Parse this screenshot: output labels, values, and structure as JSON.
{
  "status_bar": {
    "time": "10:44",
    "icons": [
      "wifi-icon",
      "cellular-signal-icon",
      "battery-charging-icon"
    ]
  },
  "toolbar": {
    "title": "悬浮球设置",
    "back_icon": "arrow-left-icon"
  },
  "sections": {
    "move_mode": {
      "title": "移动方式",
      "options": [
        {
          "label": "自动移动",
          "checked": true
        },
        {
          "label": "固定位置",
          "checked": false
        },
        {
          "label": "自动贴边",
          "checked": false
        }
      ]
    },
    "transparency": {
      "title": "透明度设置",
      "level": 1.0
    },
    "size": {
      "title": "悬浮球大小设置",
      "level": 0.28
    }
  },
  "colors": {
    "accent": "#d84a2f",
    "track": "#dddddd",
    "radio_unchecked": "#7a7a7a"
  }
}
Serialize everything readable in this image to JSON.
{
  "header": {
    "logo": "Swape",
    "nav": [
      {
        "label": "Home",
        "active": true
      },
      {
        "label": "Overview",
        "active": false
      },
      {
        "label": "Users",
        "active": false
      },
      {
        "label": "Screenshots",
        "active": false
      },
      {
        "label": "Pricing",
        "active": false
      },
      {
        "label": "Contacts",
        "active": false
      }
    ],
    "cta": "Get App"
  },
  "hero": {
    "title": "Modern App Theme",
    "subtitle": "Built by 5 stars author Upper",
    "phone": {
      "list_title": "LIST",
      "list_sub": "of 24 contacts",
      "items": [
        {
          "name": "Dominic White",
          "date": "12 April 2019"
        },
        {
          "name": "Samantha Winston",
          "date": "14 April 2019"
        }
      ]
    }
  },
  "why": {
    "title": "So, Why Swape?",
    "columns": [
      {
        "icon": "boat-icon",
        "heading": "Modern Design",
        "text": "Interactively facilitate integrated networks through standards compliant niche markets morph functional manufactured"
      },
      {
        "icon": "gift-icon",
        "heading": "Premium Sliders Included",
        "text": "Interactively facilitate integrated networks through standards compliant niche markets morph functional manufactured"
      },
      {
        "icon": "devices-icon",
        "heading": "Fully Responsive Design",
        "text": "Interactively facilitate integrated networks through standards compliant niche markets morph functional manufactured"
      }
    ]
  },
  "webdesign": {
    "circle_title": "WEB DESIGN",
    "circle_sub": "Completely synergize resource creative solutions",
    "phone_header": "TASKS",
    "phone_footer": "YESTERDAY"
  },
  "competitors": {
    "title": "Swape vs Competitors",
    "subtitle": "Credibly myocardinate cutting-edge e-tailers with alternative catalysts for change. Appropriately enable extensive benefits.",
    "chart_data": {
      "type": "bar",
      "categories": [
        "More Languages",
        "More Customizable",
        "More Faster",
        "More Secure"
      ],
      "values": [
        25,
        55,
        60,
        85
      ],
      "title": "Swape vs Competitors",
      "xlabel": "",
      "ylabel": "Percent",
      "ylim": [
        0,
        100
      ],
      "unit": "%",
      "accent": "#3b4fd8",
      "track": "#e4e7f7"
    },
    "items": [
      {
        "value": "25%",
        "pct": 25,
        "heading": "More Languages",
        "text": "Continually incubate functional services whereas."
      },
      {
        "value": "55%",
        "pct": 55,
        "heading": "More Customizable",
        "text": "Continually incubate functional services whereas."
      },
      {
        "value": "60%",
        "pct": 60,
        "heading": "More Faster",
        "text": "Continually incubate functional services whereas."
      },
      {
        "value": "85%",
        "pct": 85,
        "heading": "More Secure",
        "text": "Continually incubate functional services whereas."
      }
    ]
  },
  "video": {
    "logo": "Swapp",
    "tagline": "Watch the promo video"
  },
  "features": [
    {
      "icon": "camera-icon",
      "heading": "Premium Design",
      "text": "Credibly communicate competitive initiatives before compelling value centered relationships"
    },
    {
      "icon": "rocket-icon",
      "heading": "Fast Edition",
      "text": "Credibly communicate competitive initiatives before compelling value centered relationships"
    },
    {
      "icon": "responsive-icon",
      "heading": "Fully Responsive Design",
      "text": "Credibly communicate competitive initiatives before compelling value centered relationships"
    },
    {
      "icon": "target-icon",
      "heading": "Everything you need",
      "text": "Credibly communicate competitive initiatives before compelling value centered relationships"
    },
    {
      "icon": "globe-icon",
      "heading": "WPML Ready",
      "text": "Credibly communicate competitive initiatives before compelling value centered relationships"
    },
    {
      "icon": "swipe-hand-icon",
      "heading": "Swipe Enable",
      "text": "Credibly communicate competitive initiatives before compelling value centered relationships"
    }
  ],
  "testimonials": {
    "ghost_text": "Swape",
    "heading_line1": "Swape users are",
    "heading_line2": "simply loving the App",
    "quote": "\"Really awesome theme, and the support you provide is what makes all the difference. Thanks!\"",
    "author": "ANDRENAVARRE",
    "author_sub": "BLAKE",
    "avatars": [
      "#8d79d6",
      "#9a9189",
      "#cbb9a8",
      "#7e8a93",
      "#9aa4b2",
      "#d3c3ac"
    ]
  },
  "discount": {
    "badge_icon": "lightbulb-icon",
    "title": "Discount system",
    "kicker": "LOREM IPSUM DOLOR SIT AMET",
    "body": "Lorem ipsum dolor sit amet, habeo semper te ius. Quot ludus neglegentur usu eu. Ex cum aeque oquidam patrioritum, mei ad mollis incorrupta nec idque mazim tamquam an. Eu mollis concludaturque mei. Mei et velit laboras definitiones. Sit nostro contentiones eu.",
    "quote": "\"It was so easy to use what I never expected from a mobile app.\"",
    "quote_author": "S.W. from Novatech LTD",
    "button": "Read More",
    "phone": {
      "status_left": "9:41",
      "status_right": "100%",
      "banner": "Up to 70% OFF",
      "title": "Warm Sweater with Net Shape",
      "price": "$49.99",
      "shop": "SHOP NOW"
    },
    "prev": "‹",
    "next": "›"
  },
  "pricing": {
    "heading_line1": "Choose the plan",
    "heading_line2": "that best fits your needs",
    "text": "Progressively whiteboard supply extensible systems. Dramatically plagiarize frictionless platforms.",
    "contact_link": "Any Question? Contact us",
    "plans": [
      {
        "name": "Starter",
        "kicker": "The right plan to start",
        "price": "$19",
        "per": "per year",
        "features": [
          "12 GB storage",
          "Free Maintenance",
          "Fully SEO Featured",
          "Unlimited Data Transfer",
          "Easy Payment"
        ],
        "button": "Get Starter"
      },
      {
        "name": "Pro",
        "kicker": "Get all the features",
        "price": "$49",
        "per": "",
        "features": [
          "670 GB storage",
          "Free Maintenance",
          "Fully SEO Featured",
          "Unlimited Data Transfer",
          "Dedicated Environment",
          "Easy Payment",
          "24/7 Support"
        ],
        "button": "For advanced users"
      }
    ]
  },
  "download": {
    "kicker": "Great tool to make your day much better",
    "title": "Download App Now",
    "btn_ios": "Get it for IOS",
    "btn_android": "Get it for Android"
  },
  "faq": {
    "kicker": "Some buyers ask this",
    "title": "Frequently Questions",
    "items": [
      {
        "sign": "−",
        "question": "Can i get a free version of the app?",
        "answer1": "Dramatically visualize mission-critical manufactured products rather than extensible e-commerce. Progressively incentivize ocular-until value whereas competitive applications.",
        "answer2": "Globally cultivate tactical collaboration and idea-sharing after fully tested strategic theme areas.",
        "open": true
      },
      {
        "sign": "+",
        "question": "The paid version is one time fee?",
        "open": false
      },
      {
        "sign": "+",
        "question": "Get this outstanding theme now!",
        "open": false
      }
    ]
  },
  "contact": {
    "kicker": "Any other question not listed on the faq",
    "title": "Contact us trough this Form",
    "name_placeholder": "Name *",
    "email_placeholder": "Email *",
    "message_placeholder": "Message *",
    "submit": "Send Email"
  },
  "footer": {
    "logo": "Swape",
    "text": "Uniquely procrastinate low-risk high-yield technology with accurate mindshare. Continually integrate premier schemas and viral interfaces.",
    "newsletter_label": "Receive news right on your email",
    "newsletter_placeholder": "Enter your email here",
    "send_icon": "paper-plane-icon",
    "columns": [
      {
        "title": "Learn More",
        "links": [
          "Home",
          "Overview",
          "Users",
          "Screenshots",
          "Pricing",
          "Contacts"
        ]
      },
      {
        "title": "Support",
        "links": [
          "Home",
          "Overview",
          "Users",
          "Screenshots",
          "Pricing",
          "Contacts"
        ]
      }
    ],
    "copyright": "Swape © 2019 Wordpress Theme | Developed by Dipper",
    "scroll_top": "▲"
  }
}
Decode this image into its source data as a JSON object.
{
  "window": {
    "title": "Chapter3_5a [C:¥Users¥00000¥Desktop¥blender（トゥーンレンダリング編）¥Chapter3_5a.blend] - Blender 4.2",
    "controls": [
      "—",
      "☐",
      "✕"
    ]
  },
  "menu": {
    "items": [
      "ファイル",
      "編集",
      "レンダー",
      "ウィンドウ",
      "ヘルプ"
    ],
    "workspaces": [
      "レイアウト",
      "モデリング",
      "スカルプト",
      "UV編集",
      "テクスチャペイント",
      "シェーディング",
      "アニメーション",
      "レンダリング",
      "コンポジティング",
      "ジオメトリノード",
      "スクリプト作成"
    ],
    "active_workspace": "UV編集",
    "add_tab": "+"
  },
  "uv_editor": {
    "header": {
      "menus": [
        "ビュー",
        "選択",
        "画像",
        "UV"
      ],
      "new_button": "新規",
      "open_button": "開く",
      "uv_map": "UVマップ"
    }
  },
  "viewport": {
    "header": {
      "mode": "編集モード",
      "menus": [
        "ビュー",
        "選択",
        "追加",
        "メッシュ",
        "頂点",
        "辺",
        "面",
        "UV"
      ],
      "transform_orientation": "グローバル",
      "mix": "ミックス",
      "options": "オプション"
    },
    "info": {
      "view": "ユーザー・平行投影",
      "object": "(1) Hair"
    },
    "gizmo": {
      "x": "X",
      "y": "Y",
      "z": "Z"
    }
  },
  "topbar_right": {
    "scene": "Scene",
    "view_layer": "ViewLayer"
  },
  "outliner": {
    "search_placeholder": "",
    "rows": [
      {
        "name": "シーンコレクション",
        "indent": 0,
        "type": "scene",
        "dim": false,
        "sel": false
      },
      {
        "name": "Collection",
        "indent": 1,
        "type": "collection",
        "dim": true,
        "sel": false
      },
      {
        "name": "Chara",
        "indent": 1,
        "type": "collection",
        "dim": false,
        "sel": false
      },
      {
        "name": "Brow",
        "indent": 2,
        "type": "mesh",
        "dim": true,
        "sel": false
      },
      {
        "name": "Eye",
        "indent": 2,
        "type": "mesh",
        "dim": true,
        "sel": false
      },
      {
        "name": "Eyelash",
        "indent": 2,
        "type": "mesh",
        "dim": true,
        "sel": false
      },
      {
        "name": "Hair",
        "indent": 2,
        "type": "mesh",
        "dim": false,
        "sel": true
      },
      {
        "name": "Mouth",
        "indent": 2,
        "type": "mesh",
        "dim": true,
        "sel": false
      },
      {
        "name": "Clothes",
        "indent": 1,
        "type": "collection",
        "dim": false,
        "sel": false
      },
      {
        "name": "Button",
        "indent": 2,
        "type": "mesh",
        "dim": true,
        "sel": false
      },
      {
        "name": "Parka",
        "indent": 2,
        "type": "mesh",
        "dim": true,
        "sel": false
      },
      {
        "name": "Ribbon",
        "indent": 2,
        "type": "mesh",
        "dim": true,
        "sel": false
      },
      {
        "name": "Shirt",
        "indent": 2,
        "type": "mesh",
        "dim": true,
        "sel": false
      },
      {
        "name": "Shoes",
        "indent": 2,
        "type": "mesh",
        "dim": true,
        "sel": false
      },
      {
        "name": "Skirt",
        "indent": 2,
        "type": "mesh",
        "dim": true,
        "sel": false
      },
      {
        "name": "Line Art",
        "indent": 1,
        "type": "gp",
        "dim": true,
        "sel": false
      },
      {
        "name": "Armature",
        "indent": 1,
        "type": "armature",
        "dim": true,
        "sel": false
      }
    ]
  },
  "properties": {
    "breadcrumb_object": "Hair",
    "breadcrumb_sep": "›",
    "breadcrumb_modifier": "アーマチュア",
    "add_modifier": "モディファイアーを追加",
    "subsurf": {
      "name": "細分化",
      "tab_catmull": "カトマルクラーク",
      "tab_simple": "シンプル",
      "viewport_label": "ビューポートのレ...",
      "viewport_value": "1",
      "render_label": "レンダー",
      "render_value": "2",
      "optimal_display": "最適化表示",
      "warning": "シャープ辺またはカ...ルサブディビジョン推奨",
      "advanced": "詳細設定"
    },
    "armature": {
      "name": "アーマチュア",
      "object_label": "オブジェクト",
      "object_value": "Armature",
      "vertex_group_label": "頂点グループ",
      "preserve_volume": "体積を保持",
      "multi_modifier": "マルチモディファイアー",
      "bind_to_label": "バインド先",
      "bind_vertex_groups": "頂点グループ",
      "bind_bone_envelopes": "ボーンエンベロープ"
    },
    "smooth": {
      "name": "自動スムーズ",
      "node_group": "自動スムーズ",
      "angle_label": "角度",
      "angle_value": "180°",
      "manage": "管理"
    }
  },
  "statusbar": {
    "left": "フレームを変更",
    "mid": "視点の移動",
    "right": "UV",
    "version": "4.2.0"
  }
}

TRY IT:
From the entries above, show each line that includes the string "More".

EXPECTED ANSWER:
        "More Languages",
        "More Customizable",
        "More Faster",
        "More Secure"
        "heading": "More Languages",
        "heading": "More Customizable",
        "heading": "More Faster",
        "heading": "More Secure",
    "button": "Read More",
        "title": "Learn More",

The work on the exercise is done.